Protection against sexual orientation discrimination applies to employees, contract workers, office holders, partners of firms and people using employment agencies or related careers guidance services.
There are a few exceptional circumstances where discrimination on the basis of sexual orientation will not be regarded as unlawful. Some of these are:
If an employer reasonably thinks that a group of its workers who share a protected characteristic (race, age, sex, sexual orientation, marital status, gender reassignment, pregnancy and maternity, disability or religion or belief) either...
Employers are allowed to provide special training to members of the group. They can also encourage members of the group to apply to do particular work or fill posts (for example, by saying that applications from them will be particularly welcome).
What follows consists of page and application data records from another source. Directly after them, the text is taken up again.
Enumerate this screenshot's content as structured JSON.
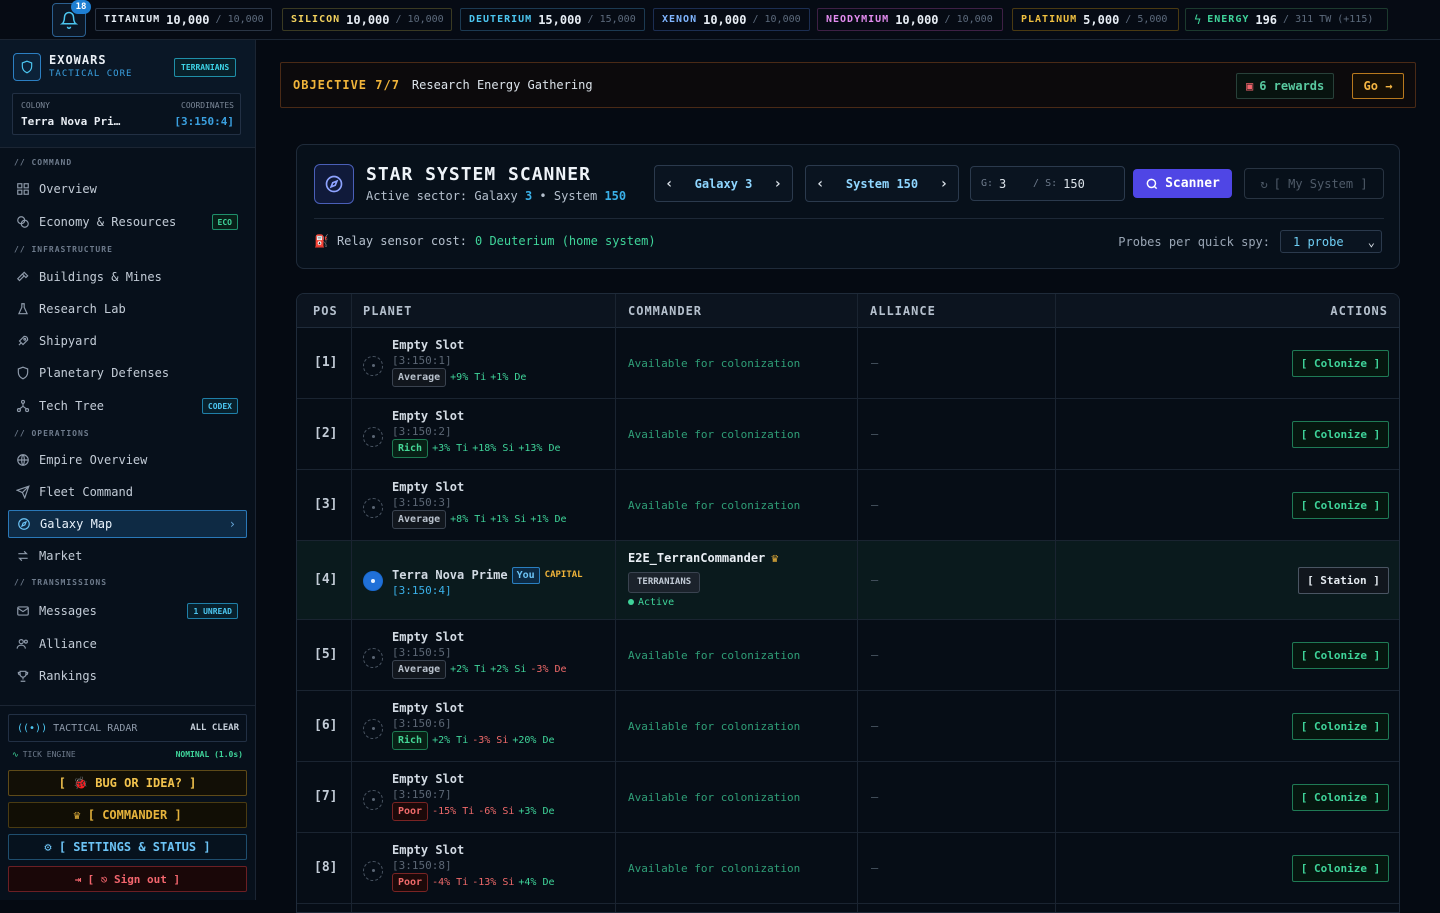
{
  "topbar": {
    "notifications": "18",
    "resources": [
      {
        "name": "TITANIUM",
        "value": "10,000",
        "cap": "/ 10,000",
        "color": "#e8eef5",
        "border": "#2a3545"
      },
      {
        "name": "SILICON",
        "value": "10,000",
        "cap": "/ 10,000",
        "color": "#f4d35e",
        "border": "#3a3a22"
      },
      {
        "name": "DEUTERIUM",
        "value": "15,000",
        "cap": "/ 15,000",
        "color": "#4cc6f0",
        "border": "#1c3a52"
      },
      {
        "name": "XENON",
        "value": "10,000",
        "cap": "/ 10,000",
        "color": "#7fb5ff",
        "border": "#1c2e52"
      },
      {
        "name": "NEODYMIUM",
        "value": "10,000",
        "cap": "/ 10,000",
        "color": "#e38cf0",
        "border": "#3e2045"
      },
      {
        "name": "PLATINUM",
        "value": "5,000",
        "cap": "/ 5,000",
        "color": "#f0c040",
        "border": "#4a3a12"
      },
      {
        "name": "ENERGY",
        "value": "196",
        "cap": "/ 311 TW (+115)",
        "color": "#3fd49a",
        "border": "#1c3a2e"
      }
    ]
  },
  "sidebar": {
    "brand_title": "EXOWARS",
    "brand_sub": "TACTICAL CORE",
    "faction": "TERRANIANS",
    "colony_label": "COLONY",
    "colony_name": "Terra Nova Pri…",
    "coords_label": "COORDINATES",
    "coords_value": "[3:150:4]",
    "sections": {
      "command": "// COMMAND",
      "infrastructure": "// INFRASTRUCTURE",
      "operations": "// OPERATIONS",
      "transmissions": "// TRANSMISSIONS"
    },
    "nav": {
      "overview": "Overview",
      "economy": "Economy & Resources",
      "economy_tag": "ECO",
      "buildings": "Buildings & Mines",
      "research": "Research Lab",
      "shipyard": "Shipyard",
      "defenses": "Planetary Defenses",
      "techtree": "Tech Tree",
      "techtree_tag": "CODEX",
      "empire": "Empire Overview",
      "fleet": "Fleet Command",
      "galaxy": "Galaxy Map",
      "market": "Market",
      "messages": "Messages",
      "messages_tag": "1 UNREAD",
      "alliance": "Alliance",
      "rankings": "Rankings"
    },
    "radar_label": "TACTICAL RADAR",
    "radar_status": "ALL CLEAR",
    "tick_label": "TICK ENGINE",
    "tick_status": "NOMINAL (1.0s)",
    "bug_button": "[ 🐞 BUG OR IDEA? ]",
    "commander_button": "♛ [ COMMANDER ]",
    "settings_button": "⚙ [ SETTINGS & STATUS ]",
    "signout_button": "[ ⎋ Sign out ]"
  },
  "objective": {
    "label": "OBJECTIVE 7/7",
    "text": "Research Energy Gathering",
    "rewards": "6 rewards",
    "go": "Go →"
  },
  "scanner": {
    "title": "STAR SYSTEM SCANNER",
    "sub_prefix": "Active sector: Galaxy",
    "galaxy": "3",
    "sub_mid": "• System",
    "system": "150",
    "galaxy_stepper": "Galaxy 3",
    "system_stepper": "System 150",
    "g_label": "G:",
    "g_value": "3",
    "s_label": "/ S:",
    "s_value": "150",
    "scan_button": "Scanner",
    "mysystem_button": "[ My System ]",
    "relay_text": "Relay sensor cost:",
    "relay_cost": "0 Deuterium (home system)",
    "probes_label": "Probes per quick spy:",
    "probes_value": "1 probe"
  },
  "table": {
    "headers": {
      "pos": "POS",
      "planet": "PLANET",
      "commander": "COMMANDER",
      "alliance": "ALLIANCE",
      "actions": "ACTIONS"
    },
    "available_text": "Available for colonization",
    "dash": "—",
    "colonize": "[ Colonize ]",
    "station": "[ Station ]",
    "rows": [
      {
        "pos": "[1]",
        "name": "Empty Slot",
        "coord": "[3:150:1]",
        "quality": "Average",
        "qclass": "",
        "bonus": [
          [
            "+9% Ti",
            "up"
          ],
          [
            "+1% De",
            "up"
          ]
        ]
      },
      {
        "pos": "[2]",
        "name": "Empty Slot",
        "coord": "[3:150:2]",
        "quality": "Rich",
        "qclass": "rich",
        "bonus": [
          [
            "+3% Ti",
            "up"
          ],
          [
            "+18% Si",
            "up"
          ],
          [
            "+13% De",
            "up"
          ]
        ]
      },
      {
        "pos": "[3]",
        "name": "Empty Slot",
        "coord": "[3:150:3]",
        "quality": "Average",
        "qclass": "",
        "bonus": [
          [
            "+8% Ti",
            "up"
          ],
          [
            "+1% Si",
            "up"
          ],
          [
            "+1% De",
            "up"
          ]
        ]
      },
      {
        "pos": "[4]",
        "own": true,
        "name": "Terra Nova Prime",
        "you": "You",
        "capital": "CAPITAL",
        "coord": "[3:150:4]",
        "commander": "E2E_TerranCommander",
        "commander_tag": "TERRANIANS",
        "status": "Active"
      },
      {
        "pos": "[5]",
        "name": "Empty Slot",
        "coord": "[3:150:5]",
        "quality": "Average",
        "qclass": "",
        "bonus": [
          [
            "+2% Ti",
            "up"
          ],
          [
            "+2% Si",
            "up"
          ],
          [
            "-3% De",
            "dn"
          ]
        ]
      },
      {
        "pos": "[6]",
        "name": "Empty Slot",
        "coord": "[3:150:6]",
        "quality": "Rich",
        "qclass": "rich",
        "bonus": [
          [
            "+2% Ti",
            "up"
          ],
          [
            "-3% Si",
            "dn"
          ],
          [
            "+20% De",
            "up"
          ]
        ]
      },
      {
        "pos": "[7]",
        "name": "Empty Slot",
        "coord": "[3:150:7]",
        "quality": "Poor",
        "qclass": "poor",
        "bonus": [
          [
            "-15% Ti",
            "dn"
          ],
          [
            "-6% Si",
            "dn"
          ],
          [
            "+3% De",
            "up"
          ]
        ]
      },
      {
        "pos": "[8]",
        "name": "Empty Slot",
        "coord": "[3:150:8]",
        "quality": "Poor",
        "qclass": "poor",
        "bonus": [
          [
            "-4% Ti",
            "dn"
          ],
          [
            "-13% Si",
            "dn"
          ],
          [
            "+4% De",
            "up"
          ]
        ]
      }
    ]
  }
}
This does not mean that employers can discriminate in favour of the members of the group when it comes to choosing people to do the work or fill the posts, unless they meet the circumstances described below under 'Positive action in recruitment and for promotions', as that could be unlawful discrimination.
Positive action is not the same as 'positive discrimination', which is where members of a particular group who have a protected characteristic are treated more favourably regardless of the circumstances.
The Equality Act 2010 makes it lawful for employers to take positive action when recruiting and making internal promotions in order to overcome a disadvantage connected with a protected characteristic or where the inclusion of people with the protected characteristic in a particular activity is disproportionately low. Employers will be able take positive action where all of the following apply:
Further guidance on positive action can be obtained from the.
Positive discrimination is unlawful except if used when recruiting or promoting individuals in the limited circumstances described above.
If you think you've been discriminated against because of your sexual orientation you can talk to:
If you're unhappy with the outcome of your appeal, you can, in certain circumstances, apply to an Employment Tribunal. You'll need to do this within three months of the act of discrimination taking place. If the discrimination extends over a period, you must bring your claim to an Employment Tribunal within 3 months from the end of that period. You should, however, obtain legal advice before taking your claim to an Employment Tribunal.
See thefor employers and employees in respect of sexual orientation and the workplace. More information is also available at the .